(Items from an interface collection)
━━━━━━━━━━━━━━━━━━━━━━━━━━━━━━

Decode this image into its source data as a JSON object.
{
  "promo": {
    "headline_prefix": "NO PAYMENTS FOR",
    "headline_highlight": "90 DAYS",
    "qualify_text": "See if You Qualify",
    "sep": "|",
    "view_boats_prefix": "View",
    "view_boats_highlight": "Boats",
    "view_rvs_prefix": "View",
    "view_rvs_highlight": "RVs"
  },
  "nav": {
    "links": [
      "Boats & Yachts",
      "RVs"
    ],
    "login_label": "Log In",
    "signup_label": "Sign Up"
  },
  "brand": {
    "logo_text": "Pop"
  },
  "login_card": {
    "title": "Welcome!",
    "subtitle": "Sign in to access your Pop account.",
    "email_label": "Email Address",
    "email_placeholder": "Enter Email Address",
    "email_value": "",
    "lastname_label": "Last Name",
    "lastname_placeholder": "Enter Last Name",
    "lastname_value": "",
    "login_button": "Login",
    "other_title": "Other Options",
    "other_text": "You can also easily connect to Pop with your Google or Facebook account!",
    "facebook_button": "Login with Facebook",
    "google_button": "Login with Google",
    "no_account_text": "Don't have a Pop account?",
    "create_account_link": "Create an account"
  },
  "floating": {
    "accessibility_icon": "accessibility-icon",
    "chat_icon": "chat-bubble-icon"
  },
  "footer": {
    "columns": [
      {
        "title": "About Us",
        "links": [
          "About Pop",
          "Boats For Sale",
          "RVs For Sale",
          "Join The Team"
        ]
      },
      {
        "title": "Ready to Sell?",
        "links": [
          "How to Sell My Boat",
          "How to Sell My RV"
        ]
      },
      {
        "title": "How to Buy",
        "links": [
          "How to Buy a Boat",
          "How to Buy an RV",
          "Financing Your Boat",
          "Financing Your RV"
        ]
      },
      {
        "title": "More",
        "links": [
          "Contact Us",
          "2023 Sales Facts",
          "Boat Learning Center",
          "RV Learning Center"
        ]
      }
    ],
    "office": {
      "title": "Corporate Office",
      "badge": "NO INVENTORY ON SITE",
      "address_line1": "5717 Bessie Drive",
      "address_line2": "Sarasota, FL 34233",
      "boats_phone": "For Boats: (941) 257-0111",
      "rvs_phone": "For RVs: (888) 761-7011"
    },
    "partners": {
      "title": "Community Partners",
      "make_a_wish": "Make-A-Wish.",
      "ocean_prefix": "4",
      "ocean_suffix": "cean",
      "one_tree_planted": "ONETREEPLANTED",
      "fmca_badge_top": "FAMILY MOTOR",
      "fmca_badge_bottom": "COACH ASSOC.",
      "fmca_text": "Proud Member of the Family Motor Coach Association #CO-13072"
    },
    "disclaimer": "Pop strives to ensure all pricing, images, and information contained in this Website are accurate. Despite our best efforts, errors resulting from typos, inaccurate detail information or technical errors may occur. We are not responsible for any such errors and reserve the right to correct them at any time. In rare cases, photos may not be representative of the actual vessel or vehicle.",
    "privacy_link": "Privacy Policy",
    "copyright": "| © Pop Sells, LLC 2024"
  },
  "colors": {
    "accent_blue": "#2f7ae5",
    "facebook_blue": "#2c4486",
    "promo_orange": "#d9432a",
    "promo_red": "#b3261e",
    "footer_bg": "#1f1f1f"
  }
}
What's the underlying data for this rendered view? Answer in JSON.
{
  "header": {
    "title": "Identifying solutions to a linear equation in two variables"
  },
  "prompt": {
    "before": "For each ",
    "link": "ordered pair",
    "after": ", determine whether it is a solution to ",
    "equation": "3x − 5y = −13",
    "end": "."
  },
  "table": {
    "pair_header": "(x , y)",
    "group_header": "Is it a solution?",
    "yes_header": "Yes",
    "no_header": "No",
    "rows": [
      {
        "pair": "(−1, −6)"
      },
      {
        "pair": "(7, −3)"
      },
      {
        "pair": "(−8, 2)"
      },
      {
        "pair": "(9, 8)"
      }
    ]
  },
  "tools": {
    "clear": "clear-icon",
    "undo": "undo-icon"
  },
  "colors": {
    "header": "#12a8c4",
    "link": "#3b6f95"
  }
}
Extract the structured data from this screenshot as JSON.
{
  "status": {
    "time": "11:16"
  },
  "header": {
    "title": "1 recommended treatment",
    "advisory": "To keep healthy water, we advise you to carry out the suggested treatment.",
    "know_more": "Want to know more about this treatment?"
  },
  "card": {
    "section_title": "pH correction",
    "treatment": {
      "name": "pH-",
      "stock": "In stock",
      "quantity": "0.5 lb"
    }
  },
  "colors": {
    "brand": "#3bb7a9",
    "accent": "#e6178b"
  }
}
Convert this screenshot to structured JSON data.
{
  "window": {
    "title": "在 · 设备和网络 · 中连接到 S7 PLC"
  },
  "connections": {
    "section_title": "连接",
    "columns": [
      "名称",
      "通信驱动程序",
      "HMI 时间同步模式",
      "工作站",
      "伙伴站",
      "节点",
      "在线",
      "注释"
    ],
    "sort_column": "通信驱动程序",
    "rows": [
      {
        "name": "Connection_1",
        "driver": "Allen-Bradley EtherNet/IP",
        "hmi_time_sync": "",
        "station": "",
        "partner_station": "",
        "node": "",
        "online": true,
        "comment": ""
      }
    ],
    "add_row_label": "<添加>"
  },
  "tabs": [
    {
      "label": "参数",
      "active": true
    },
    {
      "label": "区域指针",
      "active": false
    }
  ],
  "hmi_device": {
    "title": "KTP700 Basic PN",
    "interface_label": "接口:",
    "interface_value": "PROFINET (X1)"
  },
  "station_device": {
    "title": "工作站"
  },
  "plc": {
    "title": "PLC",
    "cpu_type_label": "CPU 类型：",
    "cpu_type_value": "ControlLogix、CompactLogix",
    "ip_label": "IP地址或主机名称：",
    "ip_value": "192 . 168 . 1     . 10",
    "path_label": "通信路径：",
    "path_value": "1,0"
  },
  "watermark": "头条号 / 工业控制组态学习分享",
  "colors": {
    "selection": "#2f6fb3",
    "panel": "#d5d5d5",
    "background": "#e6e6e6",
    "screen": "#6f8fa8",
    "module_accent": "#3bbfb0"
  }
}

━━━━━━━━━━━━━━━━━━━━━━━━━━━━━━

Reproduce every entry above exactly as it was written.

Decode this image into its source data as a JSON object.
{
  "promo": {
    "headline_prefix": "NO PAYMENTS FOR",
    "headline_highlight": "90 DAYS",
    "qualify_text": "See if You Qualify",
    "sep": "|",
    "view_boats_prefix": "View",
    "view_boats_highlight": "Boats",
    "view_rvs_prefix": "View",
    "view_rvs_highlight": "RVs"
  },
  "nav": {
    "links": [
      "Boats & Yachts",
      "RVs"
    ],
    "login_label": "Log In",
    "signup_label": "Sign Up"
  },
  "brand": {
    "logo_text": "Pop"
  },
  "login_card": {
    "title": "Welcome!",
    "subtitle": "Sign in to access your Pop account.",
    "email_label": "Email Address",
    "email_placeholder": "Enter Email Address",
    "email_value": "",
    "lastname_label": "Last Name",
    "lastname_placeholder": "Enter Last Name",
    "lastname_value": "",
    "login_button": "Login",
    "other_title": "Other Options",
    "other_text": "You can also easily connect to Pop with your Google or Facebook account!",
    "facebook_button": "Login with Facebook",
    "google_button": "Login with Google",
    "no_account_text": "Don't have a Pop account?",
    "create_account_link": "Create an account"
  },
  "floating": {
    "accessibility_icon": "accessibility-icon",
    "chat_icon": "chat-bubble-icon"
  },
  "footer": {
    "columns": [
      {
        "title": "About Us",
        "links": [
          "About Pop",
          "Boats For Sale",
          "RVs For Sale",
          "Join The Team"
        ]
      },
      {
        "title": "Ready to Sell?",
        "links": [
          "How to Sell My Boat",
          "How to Sell My RV"
        ]
      },
      {
        "title": "How to Buy",
        "links": [
          "How to Buy a Boat",
          "How to Buy an RV",
          "Financing Your Boat",
          "Financing Your RV"
        ]
      },
      {
        "title": "More",
        "links": [
          "Contact Us",
          "2023 Sales Facts",
          "Boat Learning Center",
          "RV Learning Center"
        ]
      }
    ],
    "office": {
      "title": "Corporate Office",
      "badge": "NO INVENTORY ON SITE",
      "address_line1": "5717 Bessie Drive",
      "address_line2": "Sarasota, FL 34233",
      "boats_phone": "For Boats: (941) 257-0111",
      "rvs_phone": "For RVs: (888) 761-7011"
    },
    "partners": {
      "title": "Community Partners",
      "make_a_wish": "Make-A-Wish.",
      "ocean_prefix": "4",
      "ocean_suffix": "cean",
      "one_tree_planted": "ONETREEPLANTED",
      "fmca_badge_top": "FAMILY MOTOR",
      "fmca_badge_bottom": "COACH ASSOC.",
      "fmca_text": "Proud Member of the Family Motor Coach Association #CO-13072"
    },
    "disclaimer": "Pop strives to ensure all pricing, images, and information contained in this Website are accurate. Despite our best efforts, errors resulting from typos, inaccurate detail information or technical errors may occur. We are not responsible for any such errors and reserve the right to correct them at any time. In rare cases, photos may not be representative of the actual vessel or vehicle.",
    "privacy_link": "Privacy Policy",
    "copyright": "| © Pop Sells, LLC 2024"
  },
  "colors": {
    "accent_blue": "#2f7ae5",
    "facebook_blue": "#2c4486",
    "promo_orange": "#d9432a",
    "promo_red": "#b3261e",
    "footer_bg": "#1f1f1f"
  }
}
What's the underlying data for this rendered view? Answer in JSON.
{
  "header": {
    "title": "Identifying solutions to a linear equation in two variables"
  },
  "prompt": {
    "before": "For each ",
    "link": "ordered pair",
    "after": ", determine whether it is a solution to ",
    "equation": "3x − 5y = −13",
    "end": "."
  },
  "table": {
    "pair_header": "(x , y)",
    "group_header": "Is it a solution?",
    "yes_header": "Yes",
    "no_header": "No",
    "rows": [
      {
        "pair": "(−1, −6)"
      },
      {
        "pair": "(7, −3)"
      },
      {
        "pair": "(−8, 2)"
      },
      {
        "pair": "(9, 8)"
      }
    ]
  },
  "tools": {
    "clear": "clear-icon",
    "undo": "undo-icon"
  },
  "colors": {
    "header": "#12a8c4",
    "link": "#3b6f95"
  }
}
Extract the structured data from this screenshot as JSON.
{
  "status": {
    "time": "11:16"
  },
  "header": {
    "title": "1 recommended treatment",
    "advisory": "To keep healthy water, we advise you to carry out the suggested treatment.",
    "know_more": "Want to know more about this treatment?"
  },
  "card": {
    "section_title": "pH correction",
    "treatment": {
      "name": "pH-",
      "stock": "In stock",
      "quantity": "0.5 lb"
    }
  },
  "colors": {
    "brand": "#3bb7a9",
    "accent": "#e6178b"
  }
}
Convert this screenshot to structured JSON data.
{
  "window": {
    "title": "在 · 设备和网络 · 中连接到 S7 PLC"
  },
  "connections": {
    "section_title": "连接",
    "columns": [
      "名称",
      "通信驱动程序",
      "HMI 时间同步模式",
      "工作站",
      "伙伴站",
      "节点",
      "在线",
      "注释"
    ],
    "sort_column": "通信驱动程序",
    "rows": [
      {
        "name": "Connection_1",
        "driver": "Allen-Bradley EtherNet/IP",
        "hmi_time_sync": "",
        "station": "",
        "partner_station": "",
        "node": "",
        "online": true,
        "comment": ""
      }
    ],
    "add_row_label": "<添加>"
  },
  "tabs": [
    {
      "label": "参数",
      "active": true
    },
    {
      "label": "区域指针",
      "active": false
    }
  ],
  "hmi_device": {
    "title": "KTP700 Basic PN",
    "interface_label": "接口:",
    "interface_value": "PROFINET (X1)"
  },
  "station_device": {
    "title": "工作站"
  },
  "plc": {
    "title": "PLC",
    "cpu_type_label": "CPU 类型：",
    "cpu_type_value": "ControlLogix、CompactLogix",
    "ip_label": "IP地址或主机名称：",
    "ip_value": "192 . 168 . 1     . 10",
    "path_label": "通信路径：",
    "path_value": "1,0"
  },
  "watermark": "头条号 / 工业控制组态学习分享",
  "colors": {
    "selection": "#2f6fb3",
    "panel": "#d5d5d5",
    "background": "#e6e6e6",
    "screen": "#6f8fa8",
    "module_accent": "#3bbfb0"
  }
}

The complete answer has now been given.